┌──

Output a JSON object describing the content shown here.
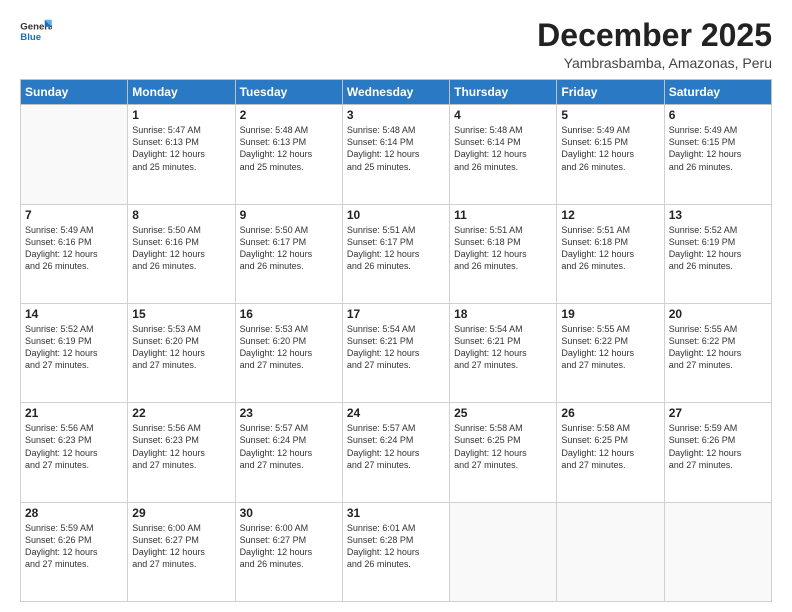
{
  "logo": {
    "line1": "General",
    "line2": "Blue"
  },
  "header": {
    "month": "December 2025",
    "location": "Yambrasbamba, Amazonas, Peru"
  },
  "weekdays": [
    "Sunday",
    "Monday",
    "Tuesday",
    "Wednesday",
    "Thursday",
    "Friday",
    "Saturday"
  ],
  "weeks": [
    [
      {
        "day": "",
        "info": ""
      },
      {
        "day": "1",
        "info": "Sunrise: 5:47 AM\nSunset: 6:13 PM\nDaylight: 12 hours\nand 25 minutes."
      },
      {
        "day": "2",
        "info": "Sunrise: 5:48 AM\nSunset: 6:13 PM\nDaylight: 12 hours\nand 25 minutes."
      },
      {
        "day": "3",
        "info": "Sunrise: 5:48 AM\nSunset: 6:14 PM\nDaylight: 12 hours\nand 25 minutes."
      },
      {
        "day": "4",
        "info": "Sunrise: 5:48 AM\nSunset: 6:14 PM\nDaylight: 12 hours\nand 26 minutes."
      },
      {
        "day": "5",
        "info": "Sunrise: 5:49 AM\nSunset: 6:15 PM\nDaylight: 12 hours\nand 26 minutes."
      },
      {
        "day": "6",
        "info": "Sunrise: 5:49 AM\nSunset: 6:15 PM\nDaylight: 12 hours\nand 26 minutes."
      }
    ],
    [
      {
        "day": "7",
        "info": "Sunrise: 5:49 AM\nSunset: 6:16 PM\nDaylight: 12 hours\nand 26 minutes."
      },
      {
        "day": "8",
        "info": "Sunrise: 5:50 AM\nSunset: 6:16 PM\nDaylight: 12 hours\nand 26 minutes."
      },
      {
        "day": "9",
        "info": "Sunrise: 5:50 AM\nSunset: 6:17 PM\nDaylight: 12 hours\nand 26 minutes."
      },
      {
        "day": "10",
        "info": "Sunrise: 5:51 AM\nSunset: 6:17 PM\nDaylight: 12 hours\nand 26 minutes."
      },
      {
        "day": "11",
        "info": "Sunrise: 5:51 AM\nSunset: 6:18 PM\nDaylight: 12 hours\nand 26 minutes."
      },
      {
        "day": "12",
        "info": "Sunrise: 5:51 AM\nSunset: 6:18 PM\nDaylight: 12 hours\nand 26 minutes."
      },
      {
        "day": "13",
        "info": "Sunrise: 5:52 AM\nSunset: 6:19 PM\nDaylight: 12 hours\nand 26 minutes."
      }
    ],
    [
      {
        "day": "14",
        "info": "Sunrise: 5:52 AM\nSunset: 6:19 PM\nDaylight: 12 hours\nand 27 minutes."
      },
      {
        "day": "15",
        "info": "Sunrise: 5:53 AM\nSunset: 6:20 PM\nDaylight: 12 hours\nand 27 minutes."
      },
      {
        "day": "16",
        "info": "Sunrise: 5:53 AM\nSunset: 6:20 PM\nDaylight: 12 hours\nand 27 minutes."
      },
      {
        "day": "17",
        "info": "Sunrise: 5:54 AM\nSunset: 6:21 PM\nDaylight: 12 hours\nand 27 minutes."
      },
      {
        "day": "18",
        "info": "Sunrise: 5:54 AM\nSunset: 6:21 PM\nDaylight: 12 hours\nand 27 minutes."
      },
      {
        "day": "19",
        "info": "Sunrise: 5:55 AM\nSunset: 6:22 PM\nDaylight: 12 hours\nand 27 minutes."
      },
      {
        "day": "20",
        "info": "Sunrise: 5:55 AM\nSunset: 6:22 PM\nDaylight: 12 hours\nand 27 minutes."
      }
    ],
    [
      {
        "day": "21",
        "info": "Sunrise: 5:56 AM\nSunset: 6:23 PM\nDaylight: 12 hours\nand 27 minutes."
      },
      {
        "day": "22",
        "info": "Sunrise: 5:56 AM\nSunset: 6:23 PM\nDaylight: 12 hours\nand 27 minutes."
      },
      {
        "day": "23",
        "info": "Sunrise: 5:57 AM\nSunset: 6:24 PM\nDaylight: 12 hours\nand 27 minutes."
      },
      {
        "day": "24",
        "info": "Sunrise: 5:57 AM\nSunset: 6:24 PM\nDaylight: 12 hours\nand 27 minutes."
      },
      {
        "day": "25",
        "info": "Sunrise: 5:58 AM\nSunset: 6:25 PM\nDaylight: 12 hours\nand 27 minutes."
      },
      {
        "day": "26",
        "info": "Sunrise: 5:58 AM\nSunset: 6:25 PM\nDaylight: 12 hours\nand 27 minutes."
      },
      {
        "day": "27",
        "info": "Sunrise: 5:59 AM\nSunset: 6:26 PM\nDaylight: 12 hours\nand 27 minutes."
      }
    ],
    [
      {
        "day": "28",
        "info": "Sunrise: 5:59 AM\nSunset: 6:26 PM\nDaylight: 12 hours\nand 27 minutes."
      },
      {
        "day": "29",
        "info": "Sunrise: 6:00 AM\nSunset: 6:27 PM\nDaylight: 12 hours\nand 27 minutes."
      },
      {
        "day": "30",
        "info": "Sunrise: 6:00 AM\nSunset: 6:27 PM\nDaylight: 12 hours\nand 26 minutes."
      },
      {
        "day": "31",
        "info": "Sunrise: 6:01 AM\nSunset: 6:28 PM\nDaylight: 12 hours\nand 26 minutes."
      },
      {
        "day": "",
        "info": ""
      },
      {
        "day": "",
        "info": ""
      },
      {
        "day": "",
        "info": ""
      }
    ]
  ]
}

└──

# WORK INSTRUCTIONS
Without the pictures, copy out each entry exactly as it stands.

# SOLUTION TO THE PROBLEM
Output a JSON object describing the content shown here.
{
  "logo": {
    "line1": "General",
    "line2": "Blue"
  },
  "header": {
    "month": "December 2025",
    "location": "Yambrasbamba, Amazonas, Peru"
  },
  "weekdays": [
    "Sunday",
    "Monday",
    "Tuesday",
    "Wednesday",
    "Thursday",
    "Friday",
    "Saturday"
  ],
  "weeks": [
    [
      {
        "day": "",
        "info": ""
      },
      {
        "day": "1",
        "info": "Sunrise: 5:47 AM\nSunset: 6:13 PM\nDaylight: 12 hours\nand 25 minutes."
      },
      {
        "day": "2",
        "info": "Sunrise: 5:48 AM\nSunset: 6:13 PM\nDaylight: 12 hours\nand 25 minutes."
      },
      {
        "day": "3",
        "info": "Sunrise: 5:48 AM\nSunset: 6:14 PM\nDaylight: 12 hours\nand 25 minutes."
      },
      {
        "day": "4",
        "info": "Sunrise: 5:48 AM\nSunset: 6:14 PM\nDaylight: 12 hours\nand 26 minutes."
      },
      {
        "day": "5",
        "info": "Sunrise: 5:49 AM\nSunset: 6:15 PM\nDaylight: 12 hours\nand 26 minutes."
      },
      {
        "day": "6",
        "info": "Sunrise: 5:49 AM\nSunset: 6:15 PM\nDaylight: 12 hours\nand 26 minutes."
      }
    ],
    [
      {
        "day": "7",
        "info": "Sunrise: 5:49 AM\nSunset: 6:16 PM\nDaylight: 12 hours\nand 26 minutes."
      },
      {
        "day": "8",
        "info": "Sunrise: 5:50 AM\nSunset: 6:16 PM\nDaylight: 12 hours\nand 26 minutes."
      },
      {
        "day": "9",
        "info": "Sunrise: 5:50 AM\nSunset: 6:17 PM\nDaylight: 12 hours\nand 26 minutes."
      },
      {
        "day": "10",
        "info": "Sunrise: 5:51 AM\nSunset: 6:17 PM\nDaylight: 12 hours\nand 26 minutes."
      },
      {
        "day": "11",
        "info": "Sunrise: 5:51 AM\nSunset: 6:18 PM\nDaylight: 12 hours\nand 26 minutes."
      },
      {
        "day": "12",
        "info": "Sunrise: 5:51 AM\nSunset: 6:18 PM\nDaylight: 12 hours\nand 26 minutes."
      },
      {
        "day": "13",
        "info": "Sunrise: 5:52 AM\nSunset: 6:19 PM\nDaylight: 12 hours\nand 26 minutes."
      }
    ],
    [
      {
        "day": "14",
        "info": "Sunrise: 5:52 AM\nSunset: 6:19 PM\nDaylight: 12 hours\nand 27 minutes."
      },
      {
        "day": "15",
        "info": "Sunrise: 5:53 AM\nSunset: 6:20 PM\nDaylight: 12 hours\nand 27 minutes."
      },
      {
        "day": "16",
        "info": "Sunrise: 5:53 AM\nSunset: 6:20 PM\nDaylight: 12 hours\nand 27 minutes."
      },
      {
        "day": "17",
        "info": "Sunrise: 5:54 AM\nSunset: 6:21 PM\nDaylight: 12 hours\nand 27 minutes."
      },
      {
        "day": "18",
        "info": "Sunrise: 5:54 AM\nSunset: 6:21 PM\nDaylight: 12 hours\nand 27 minutes."
      },
      {
        "day": "19",
        "info": "Sunrise: 5:55 AM\nSunset: 6:22 PM\nDaylight: 12 hours\nand 27 minutes."
      },
      {
        "day": "20",
        "info": "Sunrise: 5:55 AM\nSunset: 6:22 PM\nDaylight: 12 hours\nand 27 minutes."
      }
    ],
    [
      {
        "day": "21",
        "info": "Sunrise: 5:56 AM\nSunset: 6:23 PM\nDaylight: 12 hours\nand 27 minutes."
      },
      {
        "day": "22",
        "info": "Sunrise: 5:56 AM\nSunset: 6:23 PM\nDaylight: 12 hours\nand 27 minutes."
      },
      {
        "day": "23",
        "info": "Sunrise: 5:57 AM\nSunset: 6:24 PM\nDaylight: 12 hours\nand 27 minutes."
      },
      {
        "day": "24",
        "info": "Sunrise: 5:57 AM\nSunset: 6:24 PM\nDaylight: 12 hours\nand 27 minutes."
      },
      {
        "day": "25",
        "info": "Sunrise: 5:58 AM\nSunset: 6:25 PM\nDaylight: 12 hours\nand 27 minutes."
      },
      {
        "day": "26",
        "info": "Sunrise: 5:58 AM\nSunset: 6:25 PM\nDaylight: 12 hours\nand 27 minutes."
      },
      {
        "day": "27",
        "info": "Sunrise: 5:59 AM\nSunset: 6:26 PM\nDaylight: 12 hours\nand 27 minutes."
      }
    ],
    [
      {
        "day": "28",
        "info": "Sunrise: 5:59 AM\nSunset: 6:26 PM\nDaylight: 12 hours\nand 27 minutes."
      },
      {
        "day": "29",
        "info": "Sunrise: 6:00 AM\nSunset: 6:27 PM\nDaylight: 12 hours\nand 27 minutes."
      },
      {
        "day": "30",
        "info": "Sunrise: 6:00 AM\nSunset: 6:27 PM\nDaylight: 12 hours\nand 26 minutes."
      },
      {
        "day": "31",
        "info": "Sunrise: 6:01 AM\nSunset: 6:28 PM\nDaylight: 12 hours\nand 26 minutes."
      },
      {
        "day": "",
        "info": ""
      },
      {
        "day": "",
        "info": ""
      },
      {
        "day": "",
        "info": ""
      }
    ]
  ]
}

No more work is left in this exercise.